In short, China’s accretion of economic coercive power is probably best viewed not through the lens of a “relative rise of the periphery” – e.g., the G77 asserting autonomy vis-à-vis the G7 – but rather as the (re)fragmentation of global political economy into multiple centers, with their own shifting peripheries. The relative decline of dollar power over time may blunt the edge of some of today’s sanctions, but it is also possible that cruder forms of pressure, such as secondary sanctions or even Gaza-style blockades, could see a resurgence, especially within the “great spaces” claimed by regional hegemons seeking to exclude rival influences. By analogy, at the domestic level, there are already indications that mutual exclusion efforts in the US and China have led to a deterioration of legal norms and procedural safeguards.

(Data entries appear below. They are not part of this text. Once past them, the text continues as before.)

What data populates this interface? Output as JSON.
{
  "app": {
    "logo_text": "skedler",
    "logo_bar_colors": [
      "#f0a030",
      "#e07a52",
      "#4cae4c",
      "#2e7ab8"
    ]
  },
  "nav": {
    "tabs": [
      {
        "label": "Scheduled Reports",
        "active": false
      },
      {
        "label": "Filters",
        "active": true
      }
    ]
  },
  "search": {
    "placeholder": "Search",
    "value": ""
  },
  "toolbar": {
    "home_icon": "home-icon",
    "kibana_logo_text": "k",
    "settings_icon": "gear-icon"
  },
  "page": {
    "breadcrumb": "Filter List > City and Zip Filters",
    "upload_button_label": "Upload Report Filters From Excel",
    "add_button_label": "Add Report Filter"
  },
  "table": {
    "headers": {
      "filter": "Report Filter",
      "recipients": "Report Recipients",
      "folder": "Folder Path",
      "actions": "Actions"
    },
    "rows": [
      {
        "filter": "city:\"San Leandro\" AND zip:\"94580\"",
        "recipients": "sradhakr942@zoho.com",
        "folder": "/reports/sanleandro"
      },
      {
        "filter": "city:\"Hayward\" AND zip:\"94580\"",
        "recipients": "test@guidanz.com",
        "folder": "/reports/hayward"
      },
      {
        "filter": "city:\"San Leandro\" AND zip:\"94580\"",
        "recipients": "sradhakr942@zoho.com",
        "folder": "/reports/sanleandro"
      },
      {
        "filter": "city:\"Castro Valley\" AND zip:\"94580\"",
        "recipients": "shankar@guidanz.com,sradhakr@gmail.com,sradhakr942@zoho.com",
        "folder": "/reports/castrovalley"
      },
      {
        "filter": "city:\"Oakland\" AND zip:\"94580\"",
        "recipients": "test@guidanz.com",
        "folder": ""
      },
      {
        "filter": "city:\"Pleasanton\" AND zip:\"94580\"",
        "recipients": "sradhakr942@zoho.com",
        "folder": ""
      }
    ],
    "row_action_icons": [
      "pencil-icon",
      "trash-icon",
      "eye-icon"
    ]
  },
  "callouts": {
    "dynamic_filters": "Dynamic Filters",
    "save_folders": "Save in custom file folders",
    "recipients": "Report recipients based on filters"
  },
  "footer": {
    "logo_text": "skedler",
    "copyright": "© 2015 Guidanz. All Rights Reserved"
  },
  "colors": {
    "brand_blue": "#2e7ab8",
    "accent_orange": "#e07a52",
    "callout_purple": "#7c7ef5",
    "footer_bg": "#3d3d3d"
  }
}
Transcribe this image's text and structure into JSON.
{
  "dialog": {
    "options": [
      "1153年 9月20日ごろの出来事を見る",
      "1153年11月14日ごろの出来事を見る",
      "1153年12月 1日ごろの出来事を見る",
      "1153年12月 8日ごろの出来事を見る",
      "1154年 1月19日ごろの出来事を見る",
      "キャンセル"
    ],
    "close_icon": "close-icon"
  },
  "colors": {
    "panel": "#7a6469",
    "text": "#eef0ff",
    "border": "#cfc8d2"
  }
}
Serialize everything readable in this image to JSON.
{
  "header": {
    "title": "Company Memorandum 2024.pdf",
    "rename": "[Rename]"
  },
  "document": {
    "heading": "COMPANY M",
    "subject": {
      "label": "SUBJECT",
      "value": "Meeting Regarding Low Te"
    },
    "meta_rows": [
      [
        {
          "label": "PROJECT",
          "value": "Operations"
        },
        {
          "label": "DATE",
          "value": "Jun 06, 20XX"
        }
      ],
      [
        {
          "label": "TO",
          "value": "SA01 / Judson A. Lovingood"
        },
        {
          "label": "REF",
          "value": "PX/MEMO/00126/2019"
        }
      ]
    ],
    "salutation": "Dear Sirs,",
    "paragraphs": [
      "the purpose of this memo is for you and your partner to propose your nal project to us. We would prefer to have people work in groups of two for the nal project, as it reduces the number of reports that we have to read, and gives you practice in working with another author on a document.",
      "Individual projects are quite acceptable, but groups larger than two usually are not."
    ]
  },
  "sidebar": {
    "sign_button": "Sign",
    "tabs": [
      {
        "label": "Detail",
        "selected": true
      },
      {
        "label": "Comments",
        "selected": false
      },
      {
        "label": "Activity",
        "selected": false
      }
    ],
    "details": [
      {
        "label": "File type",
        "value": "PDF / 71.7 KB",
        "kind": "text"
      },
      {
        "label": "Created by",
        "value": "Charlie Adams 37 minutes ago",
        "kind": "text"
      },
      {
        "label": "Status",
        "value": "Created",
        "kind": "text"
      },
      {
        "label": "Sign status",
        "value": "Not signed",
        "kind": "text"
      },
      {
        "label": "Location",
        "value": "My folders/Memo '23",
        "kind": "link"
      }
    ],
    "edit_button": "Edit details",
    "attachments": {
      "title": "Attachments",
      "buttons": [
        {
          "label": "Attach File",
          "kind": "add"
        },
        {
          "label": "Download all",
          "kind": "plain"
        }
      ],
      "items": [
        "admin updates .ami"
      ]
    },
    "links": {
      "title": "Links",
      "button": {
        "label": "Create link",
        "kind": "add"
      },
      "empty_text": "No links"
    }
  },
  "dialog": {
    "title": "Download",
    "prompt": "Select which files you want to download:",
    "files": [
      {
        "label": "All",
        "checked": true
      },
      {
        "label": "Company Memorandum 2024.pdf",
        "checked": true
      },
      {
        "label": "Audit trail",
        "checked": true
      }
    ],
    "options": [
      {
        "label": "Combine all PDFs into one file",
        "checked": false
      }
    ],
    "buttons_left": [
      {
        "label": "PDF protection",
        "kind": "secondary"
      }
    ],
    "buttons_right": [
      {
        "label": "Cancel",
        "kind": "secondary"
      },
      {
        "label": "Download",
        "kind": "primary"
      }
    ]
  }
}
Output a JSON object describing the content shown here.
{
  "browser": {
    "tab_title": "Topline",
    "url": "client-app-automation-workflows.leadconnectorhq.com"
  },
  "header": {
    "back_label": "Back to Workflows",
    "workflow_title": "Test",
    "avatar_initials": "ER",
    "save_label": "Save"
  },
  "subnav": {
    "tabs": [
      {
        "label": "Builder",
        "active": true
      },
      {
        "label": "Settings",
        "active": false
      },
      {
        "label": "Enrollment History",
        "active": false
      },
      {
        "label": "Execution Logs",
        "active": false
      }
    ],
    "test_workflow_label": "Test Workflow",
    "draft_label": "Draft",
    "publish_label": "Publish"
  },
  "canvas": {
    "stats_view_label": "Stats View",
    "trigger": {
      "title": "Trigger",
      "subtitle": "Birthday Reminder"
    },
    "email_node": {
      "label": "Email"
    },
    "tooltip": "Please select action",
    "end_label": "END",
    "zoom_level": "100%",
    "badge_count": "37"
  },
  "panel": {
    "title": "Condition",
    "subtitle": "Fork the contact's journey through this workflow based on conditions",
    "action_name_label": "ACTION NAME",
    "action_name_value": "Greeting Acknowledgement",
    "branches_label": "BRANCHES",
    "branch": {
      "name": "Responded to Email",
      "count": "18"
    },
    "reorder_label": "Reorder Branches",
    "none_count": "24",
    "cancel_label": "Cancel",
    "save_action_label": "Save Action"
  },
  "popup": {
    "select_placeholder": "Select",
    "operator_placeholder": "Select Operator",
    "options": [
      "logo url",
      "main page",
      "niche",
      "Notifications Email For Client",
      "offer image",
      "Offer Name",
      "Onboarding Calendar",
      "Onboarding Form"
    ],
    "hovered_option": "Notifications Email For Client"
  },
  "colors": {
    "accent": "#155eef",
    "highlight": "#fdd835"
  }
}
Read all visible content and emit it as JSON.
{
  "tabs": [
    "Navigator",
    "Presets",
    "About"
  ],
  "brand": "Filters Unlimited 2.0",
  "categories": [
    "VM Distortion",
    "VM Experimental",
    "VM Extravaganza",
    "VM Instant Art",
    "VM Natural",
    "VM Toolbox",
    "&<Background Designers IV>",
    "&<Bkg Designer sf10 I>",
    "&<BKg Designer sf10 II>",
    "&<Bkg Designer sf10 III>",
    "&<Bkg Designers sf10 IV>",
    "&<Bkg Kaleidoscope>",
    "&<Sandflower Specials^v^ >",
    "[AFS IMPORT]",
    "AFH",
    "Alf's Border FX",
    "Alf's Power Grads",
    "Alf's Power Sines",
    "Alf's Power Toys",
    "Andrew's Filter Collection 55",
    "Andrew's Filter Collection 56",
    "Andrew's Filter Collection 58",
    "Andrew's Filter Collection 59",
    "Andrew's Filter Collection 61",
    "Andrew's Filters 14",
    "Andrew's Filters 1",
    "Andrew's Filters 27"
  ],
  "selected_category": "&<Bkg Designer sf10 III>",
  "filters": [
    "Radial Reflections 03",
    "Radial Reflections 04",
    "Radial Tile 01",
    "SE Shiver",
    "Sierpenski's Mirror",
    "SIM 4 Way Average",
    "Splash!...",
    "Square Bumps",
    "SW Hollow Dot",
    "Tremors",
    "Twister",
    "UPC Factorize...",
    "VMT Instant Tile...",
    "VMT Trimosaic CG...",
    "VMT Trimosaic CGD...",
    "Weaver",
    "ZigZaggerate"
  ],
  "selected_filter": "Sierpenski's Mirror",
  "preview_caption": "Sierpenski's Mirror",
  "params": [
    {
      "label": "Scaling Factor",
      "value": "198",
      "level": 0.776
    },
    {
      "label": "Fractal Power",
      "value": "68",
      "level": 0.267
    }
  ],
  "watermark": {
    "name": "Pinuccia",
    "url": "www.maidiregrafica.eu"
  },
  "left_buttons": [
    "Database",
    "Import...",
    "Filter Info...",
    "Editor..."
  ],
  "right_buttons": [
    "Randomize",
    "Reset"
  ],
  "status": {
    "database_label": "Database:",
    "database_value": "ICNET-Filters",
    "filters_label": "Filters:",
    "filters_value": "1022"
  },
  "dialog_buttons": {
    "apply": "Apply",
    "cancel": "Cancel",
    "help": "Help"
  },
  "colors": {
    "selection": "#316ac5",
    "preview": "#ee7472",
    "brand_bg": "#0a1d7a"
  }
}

Still, to the extent that Western policymakers find themselves writing reports and engaging in multilateral coordination to oppose “China’s economic coercion,” it may well be the case that scholars, practitioners, and activists can push for some meaningful policy improvements. For example, one way that Washington (or, indeed, Brussels or Beijing) could compete to obtain additional diplomatic buy-in for its sanctions initiatives would be to explicitly frame them in terms of proportionality principles derived from international humanitarian law. Another agenda that policymakers and their legal advisors might consider is to more actively promote the (re)inclusion of economic coercion as a form of relevant conduct that currently remains absent in leading definitions of crimes against humanity or the crime of aggression.
If Washington’s newest policy catchword for US-China relations, “derisking,” were taken seriously as a concept applicable outside of parochial interests – i.e., as something like a genuine shared good, especially relevant for the world’s most vulnerable populations – then the above, and other pathways to economic disarmament, should no longer be marginalized.